I don’t recall that I ever watched The West Wing television program when it was on. That’s not a spiritual statement, it’s just kind of a schedule-reality statement. We try to use our finite allotted hours more productively. I admit I have read about the program, though, deemed by some to be one of the greatest television drama series ever produced. It ran 154 episodes from 1999 to 2006.
Allegedly set in the west wing of the White House, it’s less about politics than it is about the internal maneuverings within the White House staff. I understand it got pretty real – and pretty raw – in places. Closely akin to a reality show, maybe.
One of the dynamics the producers developed was between the President (named Josiah Bartlett in the series) and his speech writer, Sam Seaborn. Students of the show see Sam in the background in virtually every scene. He is listening. He is watching. His character is tasked with helping portray the President accurately any time he is called on to make a public statement so Sam is driven to immerse himself in who President Bartlett is.

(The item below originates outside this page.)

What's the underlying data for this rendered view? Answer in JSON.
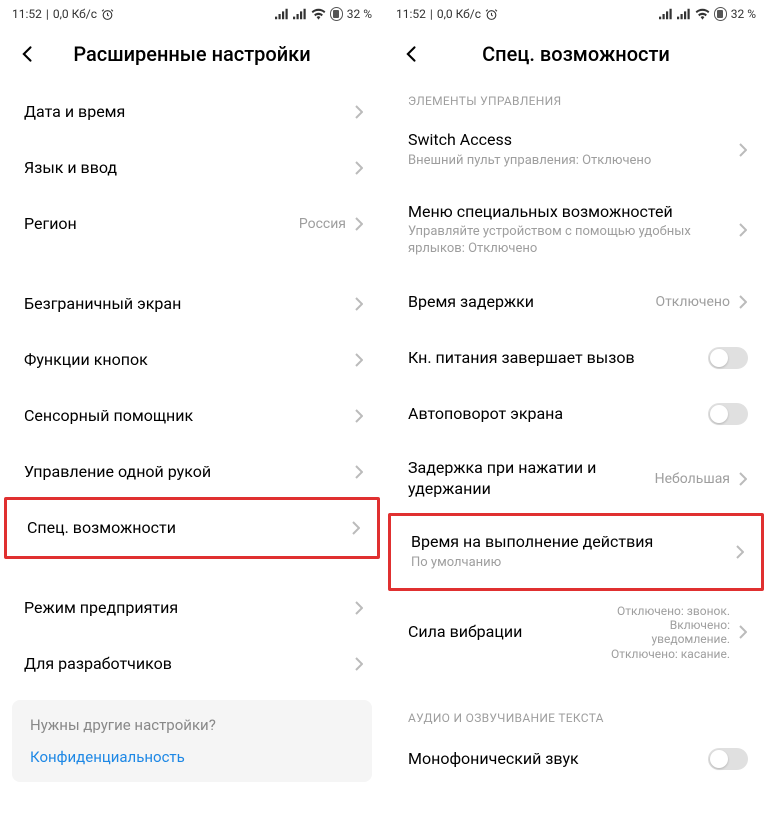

At first it’s a bit ragged, but as time goes on Seaborn comes to understand the President better. He notices the way he speaks, the key points the President wants to get across, even the terminology he may use. It comes to the place where the President can assign a speech on virtually any topic and Seaborn can capture his perspective precisely.
In one memorable scene the President is addressing the National Dairy Farmers Association and after a moving and positive statement about their collective value to the health of Americans the dairymen break into thunderous applause. Pleased, the President makes eye contact with his speech writer and gives him an obvious wink, as if to say, You nailed it!
Now I apologize for stating the obvious but I cannot escape the dramatic impact of that story. Our goal, yours and mine, is to rightly represent the One we work for. To accurately portray His heart every time we have the opportunity. To faithfully represent Him in our words, our actions, our attitudes, our relationships. Tall order.
But then we discover what Sam Seaborn discovered, that we are “driven to immerse” ourselves in who God is. We talk with Him often. We listen carefully. We watch Him at work. Over and over we read His story. We watch in awe His amazing choreography going on all around us. And that consistent immersion changes us. Does God wink? I’m not sure. But I know He smiles.
By Don Jacobsen